*** Block opens ***
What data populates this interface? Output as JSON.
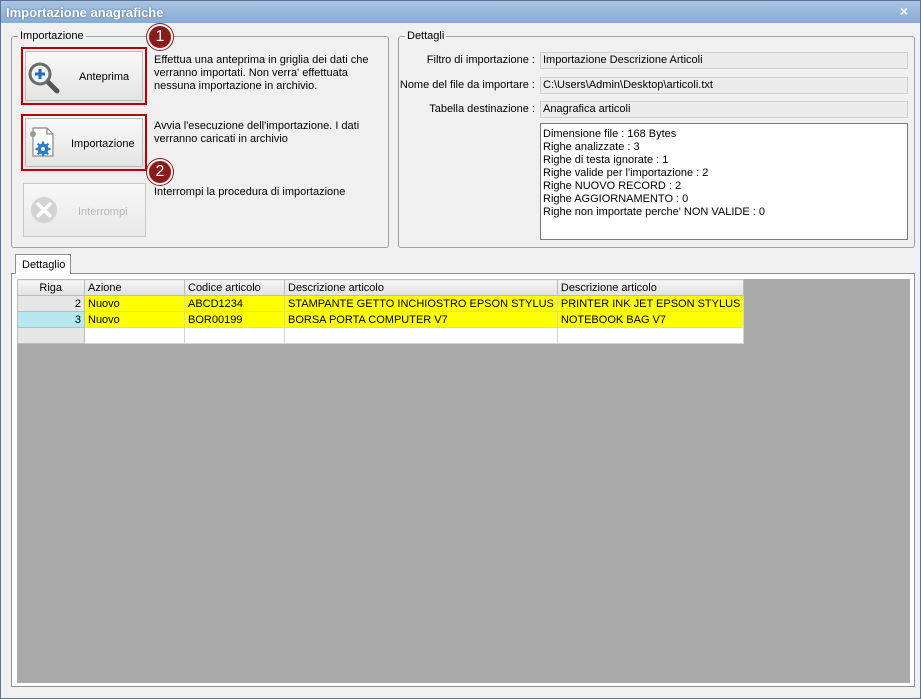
{
  "window": {
    "title": "Importazione anagrafiche",
    "close_glyph": "×"
  },
  "importazione": {
    "group_title": "Importazione",
    "anteprima": {
      "label": "Anteprima",
      "description": "Effettua una anteprima in griglia dei dati che verranno importati. Non verra' effettuata nessuna importazione in archivio."
    },
    "importa": {
      "label": "Importazione",
      "description": "Avvia l'esecuzione dell'importazione. I dati verranno caricati in archivio"
    },
    "interrompi": {
      "label": "Interrompi",
      "description": "Interrompi la procedura di importazione"
    },
    "badges": [
      "1",
      "2"
    ]
  },
  "dettagli": {
    "group_title": "Dettagli",
    "filtro_label": "Filtro di importazione :",
    "filtro_value": "Importazione Descrizione Articoli",
    "file_label": "Nome del file da importare :",
    "file_value": "C:\\Users\\Admin\\Desktop\\articoli.txt",
    "tabella_label": "Tabella destinazione :",
    "tabella_value": "Anagrafica articoli",
    "info_lines": [
      "Dimensione file : 168 Bytes",
      "Righe analizzate : 3",
      "Righe di testa ignorate : 1",
      "Righe valide per l'importazione : 2",
      "Righe NUOVO RECORD : 2",
      "Righe AGGIORNAMENTO  : 0",
      "Righe non importate perche' NON VALIDE : 0"
    ]
  },
  "tab": {
    "label": "Dettaglio"
  },
  "grid": {
    "columns": [
      "Riga",
      "Azione",
      "Codice articolo",
      "Descrizione articolo",
      "Descrizione articolo"
    ],
    "rows": [
      [
        "2",
        "Nuovo",
        "ABCD1234",
        "STAMPANTE GETTO INCHIOSTRO EPSON STYLUS",
        "PRINTER INK JET EPSON STYLUS"
      ],
      [
        "3",
        "Nuovo",
        "BOR00199",
        "BORSA PORTA COMPUTER V7",
        "NOTEBOOK BAG V7"
      ]
    ],
    "highlight_color": "#ffff00"
  }
}
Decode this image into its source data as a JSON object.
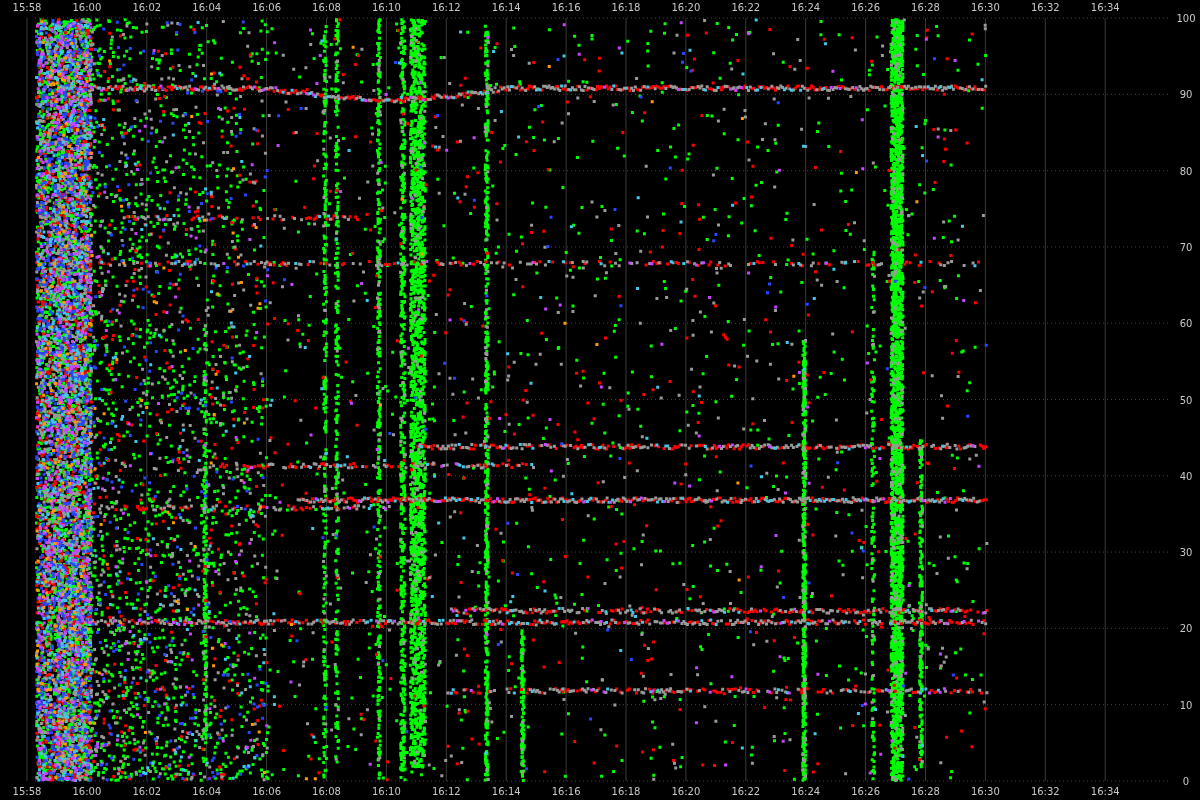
{
  "chart": {
    "top_axis_labels": [
      "15:58",
      "16:00",
      "16:02",
      "16:04",
      "16:06",
      "16:08",
      "16:10",
      "16:12",
      "16:14",
      "16:16",
      "16:18",
      "16:20",
      "16:22",
      "16:24",
      "16:26",
      "16:28",
      "16:30",
      "16:32",
      "16:34"
    ],
    "bottom_axis_labels": [
      "15:58",
      "16:00",
      "16:02",
      "16:04",
      "16:06",
      "16:08",
      "16:10",
      "16:12",
      "16:14",
      "16:16",
      "16:18",
      "16:20",
      "16:22",
      "16:24",
      "16:26",
      "16:28",
      "16:30",
      "16:32",
      "16:34"
    ],
    "right_axis_labels": [
      "100",
      "90",
      "80",
      "70",
      "60",
      "50",
      "40",
      "30",
      "20",
      "10",
      "0"
    ]
  }
}
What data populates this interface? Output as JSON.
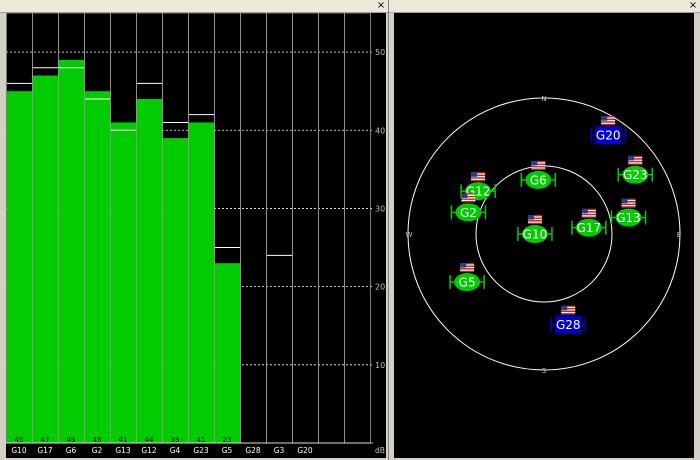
{
  "left_panel": {
    "close_label": "×"
  },
  "right_panel": {
    "close_label": "×"
  },
  "chart_data": {
    "type": "bar",
    "categories": [
      "G10",
      "G17",
      "G6",
      "G2",
      "G13",
      "G12",
      "G4",
      "G23",
      "G5",
      "G28",
      "G3",
      "G20"
    ],
    "series": [
      {
        "values": [
          45,
          47,
          49,
          45,
          41,
          44,
          39,
          41,
          23,
          null,
          null,
          null
        ]
      }
    ],
    "max_marks": [
      46,
      48,
      48,
      44,
      40,
      46,
      41,
      42,
      25,
      null,
      24,
      null
    ],
    "value_labels": [
      "45",
      "47",
      "49",
      "45",
      "41",
      "44",
      "39",
      "41",
      "23",
      "",
      "",
      ""
    ],
    "y_ticks": [
      "10",
      "20",
      "30",
      "40",
      "50"
    ],
    "y_unit": "dB",
    "ylim": [
      0,
      55
    ],
    "grid": true,
    "colors": {
      "bar": "#00cc00",
      "background": "#000000",
      "grid": "#ffffff",
      "text": "#ffffff"
    }
  },
  "sky": {
    "directions": {
      "n": "N",
      "s": "S",
      "e": "E",
      "w": "W"
    },
    "satellites": [
      {
        "id": "G20",
        "azimuth": 33,
        "elevation": 12,
        "used": false
      },
      {
        "id": "G12",
        "azimuth": 303,
        "elevation": 38,
        "used": true
      },
      {
        "id": "G6",
        "azimuth": 354,
        "elevation": 54,
        "used": true
      },
      {
        "id": "G23",
        "azimuth": 57,
        "elevation": 18,
        "used": true
      },
      {
        "id": "G2",
        "azimuth": 286,
        "elevation": 38,
        "used": true
      },
      {
        "id": "G17",
        "azimuth": 82,
        "elevation": 60,
        "used": true
      },
      {
        "id": "G13",
        "azimuth": 79,
        "elevation": 33,
        "used": true
      },
      {
        "id": "G10",
        "azimuth": 270,
        "elevation": 84,
        "used": true
      },
      {
        "id": "G5",
        "azimuth": 238,
        "elevation": 30,
        "used": true
      },
      {
        "id": "G28",
        "azimuth": 165,
        "elevation": 28,
        "used": false
      }
    ],
    "colors": {
      "used": "#00cc00",
      "unused": "#0000cc",
      "ring": "#ffffff",
      "background": "#000000"
    }
  }
}
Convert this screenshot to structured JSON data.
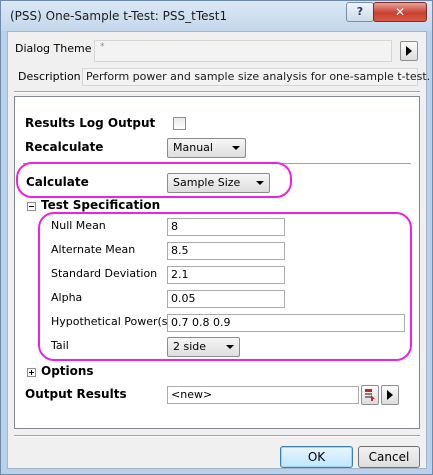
{
  "window": {
    "title": "(PSS) One-Sample t-Test: PSS_tTest1",
    "help_label": "?",
    "close_label": "✕"
  },
  "dialog_theme": {
    "label": "Dialog Theme",
    "value": "*",
    "menu_icon": "right-arrow-icon"
  },
  "description": {
    "label": "Description",
    "value": "Perform power and sample size analysis for one-sample t-test."
  },
  "results_log": {
    "label": "Results Log Output",
    "checked": false
  },
  "recalculate": {
    "label": "Recalculate",
    "value": "Manual"
  },
  "calculate": {
    "label": "Calculate",
    "value": "Sample Size"
  },
  "test_spec": {
    "label": "Test Specification",
    "expanded": true,
    "fields": {
      "null_mean": {
        "label": "Null Mean",
        "value": "8"
      },
      "alternate_mean": {
        "label": "Alternate Mean",
        "value": "8.5"
      },
      "std_dev": {
        "label": "Standard Deviation",
        "value": "2.1"
      },
      "alpha": {
        "label": "Alpha",
        "value": "0.05"
      },
      "hyp_power": {
        "label": "Hypothetical Power(s)",
        "value": "0.7 0.8 0.9"
      },
      "tail": {
        "label": "Tail",
        "value": "2 side"
      }
    }
  },
  "options": {
    "label": "Options",
    "expanded": false
  },
  "output_results": {
    "label": "Output Results",
    "value": "<new>"
  },
  "buttons": {
    "ok": "OK",
    "cancel": "Cancel"
  },
  "colors": {
    "highlight_outline": "#ee22e0",
    "titlebar": "#c3d7ec",
    "close": "#c7402f"
  }
}
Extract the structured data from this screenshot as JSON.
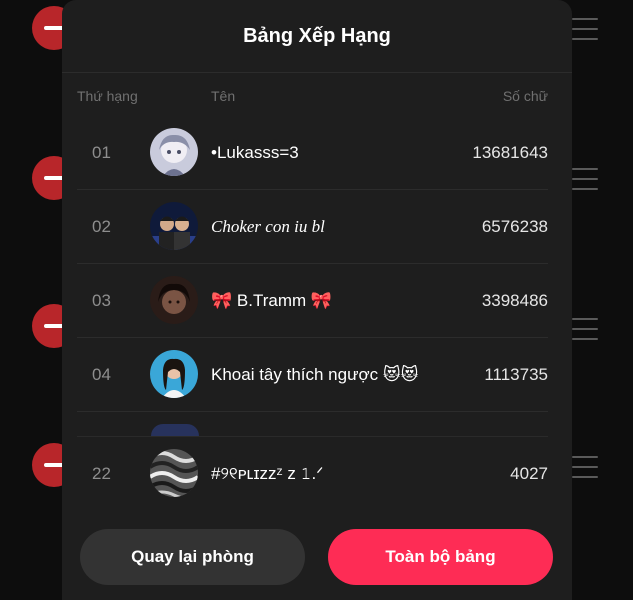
{
  "modal": {
    "title": "Bảng Xếp Hạng",
    "columns": {
      "rank": "Thứ hạng",
      "name": "Tên",
      "score": "Số chữ"
    }
  },
  "rows": [
    {
      "rank": "01",
      "name": "•Lukasss=3",
      "score": "13681643",
      "avatar_icon": "avatar-anime-boy"
    },
    {
      "rank": "02",
      "name": "Choker con iu bl",
      "score": "6576238",
      "avatar_icon": "avatar-two-people"
    },
    {
      "rank": "03",
      "name": "🎀 B.Tramm 🎀",
      "score": "3398486",
      "avatar_icon": "avatar-girl-dark"
    },
    {
      "rank": "04",
      "name": "Khoai tây thích ngược 😻😻",
      "score": "1113735",
      "avatar_icon": "avatar-girl-blue"
    }
  ],
  "my_rank": {
    "rank": "22",
    "name": "#୨୧ᴘʟɪᴢᴢᶻ z 𝟷.ᐟ",
    "score": "4027",
    "avatar_icon": "avatar-monochrome-pattern"
  },
  "buttons": {
    "back": "Quay lại phòng",
    "all": "Toàn bộ bảng"
  },
  "colors": {
    "accent": "#fe2c55",
    "remove": "#b8262a",
    "modal_bg": "#1e1e1e"
  }
}
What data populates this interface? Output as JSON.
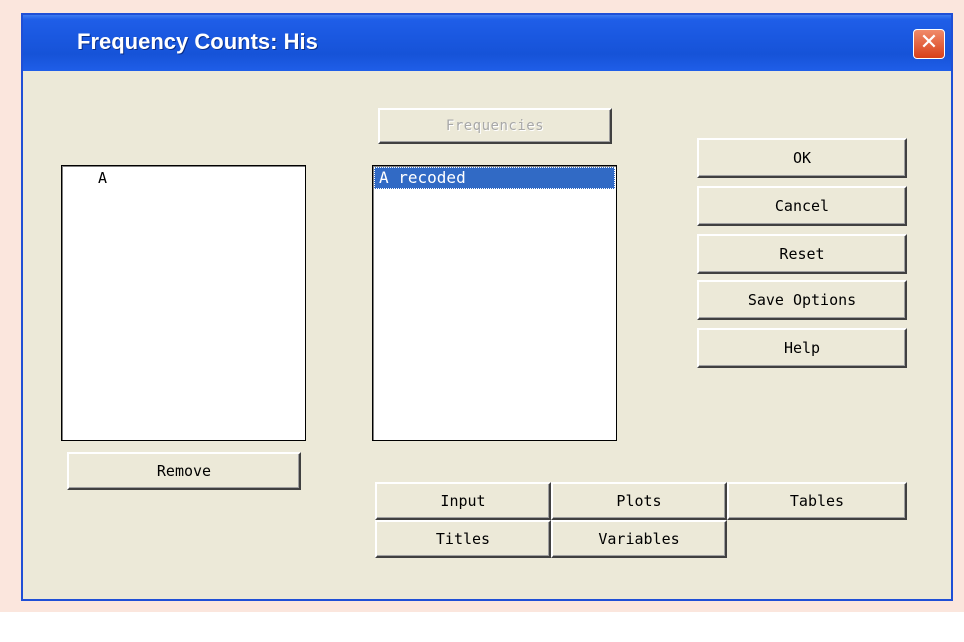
{
  "window": {
    "title": "Frequency Counts: His",
    "close_glyph": "✕"
  },
  "frequencies_button": "Frequencies",
  "left_list": {
    "items": [
      "A"
    ],
    "remove_label": "Remove"
  },
  "right_list": {
    "items": [
      "A recoded"
    ],
    "selected": "A recoded"
  },
  "actions": {
    "ok": "OK",
    "cancel": "Cancel",
    "reset": "Reset",
    "save_options": "Save Options",
    "help": "Help"
  },
  "tabs": {
    "input": "Input",
    "plots": "Plots",
    "tables": "Tables",
    "titles": "Titles",
    "variables": "Variables"
  },
  "colors": {
    "titlebar": "#1653d8",
    "dialog_bg": "#ece9d8",
    "selection": "#316ac5",
    "close_button": "#d8401a"
  }
}
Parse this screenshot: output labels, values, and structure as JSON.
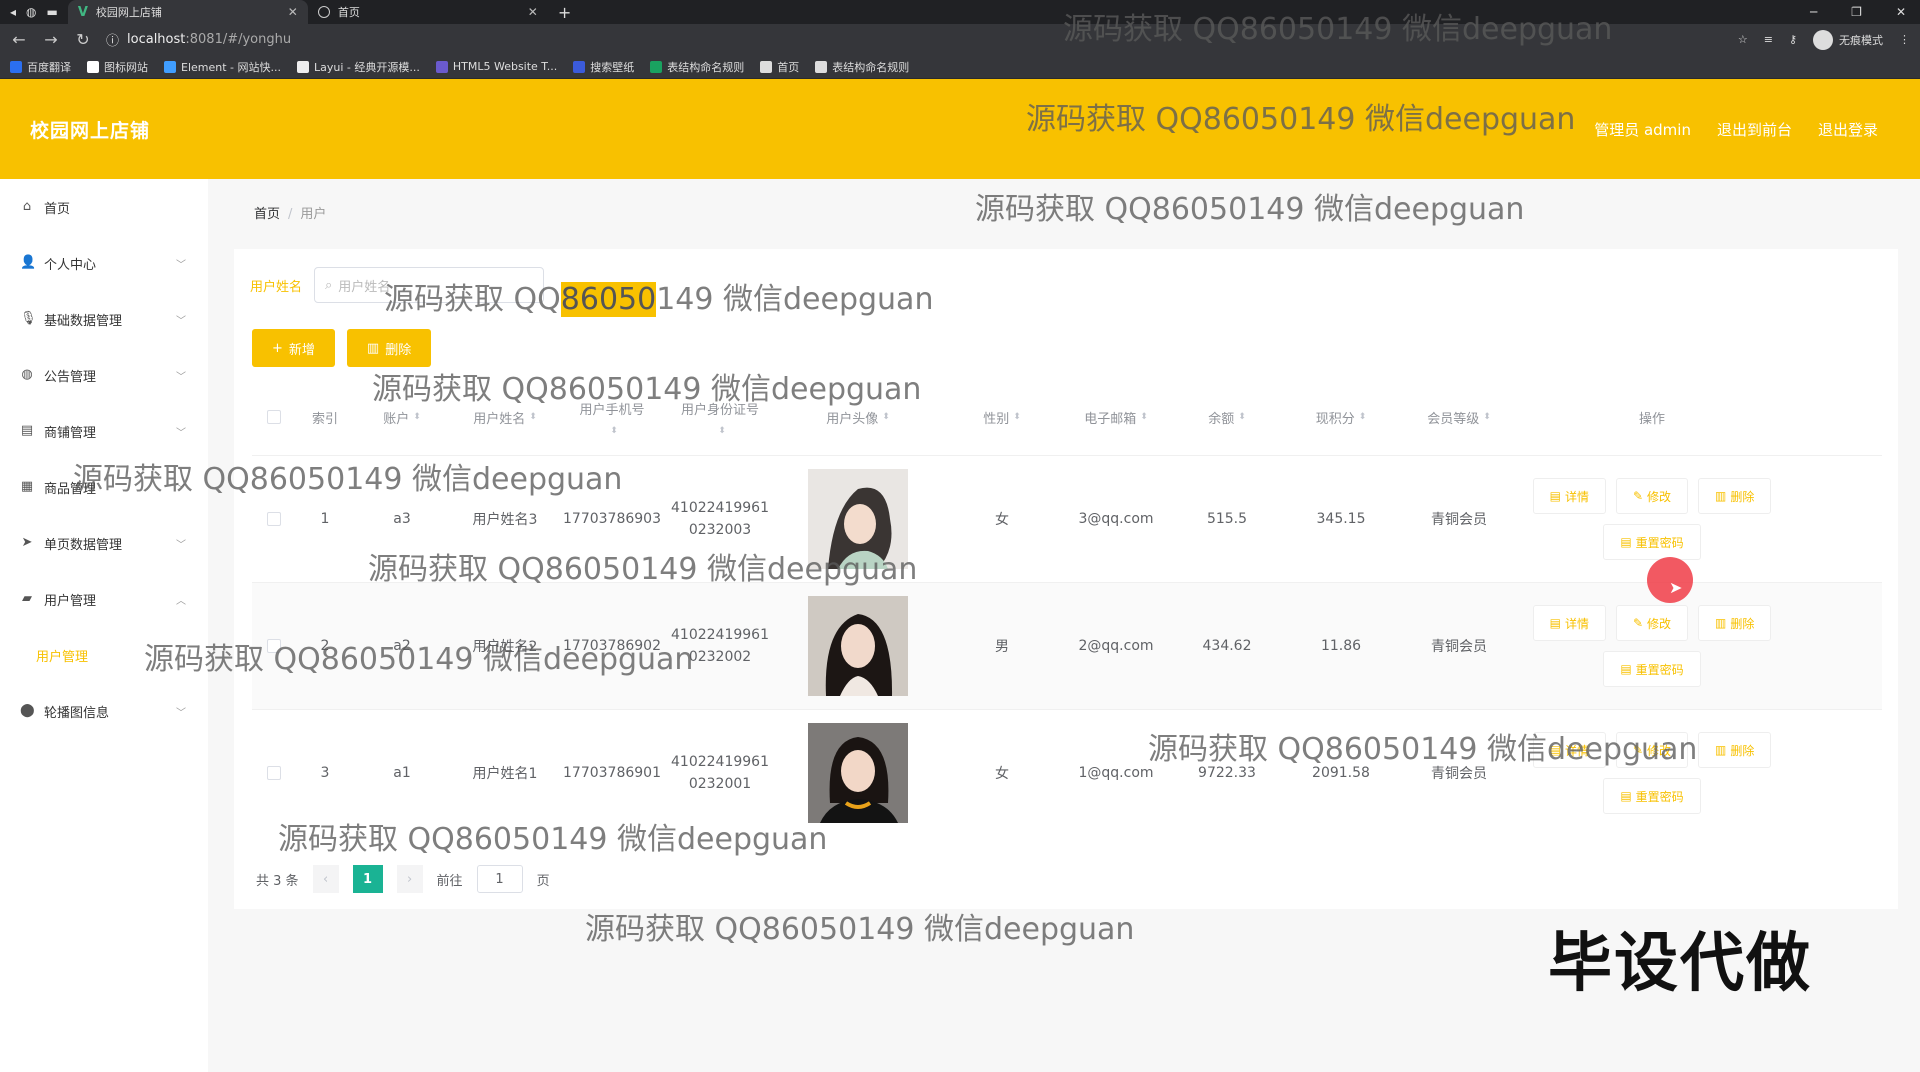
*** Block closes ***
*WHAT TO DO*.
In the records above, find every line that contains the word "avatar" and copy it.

*SOLUTION TO THE EXERCISE*.
      "avatar_icon": "avatar-anime-boy"
      "avatar_icon": "avatar-two-people"
      "avatar_icon": "avatar-girl-dark"
      "avatar_icon": "avatar-girl-blue"
    "avatar_icon": "avatar-monochrome-pattern"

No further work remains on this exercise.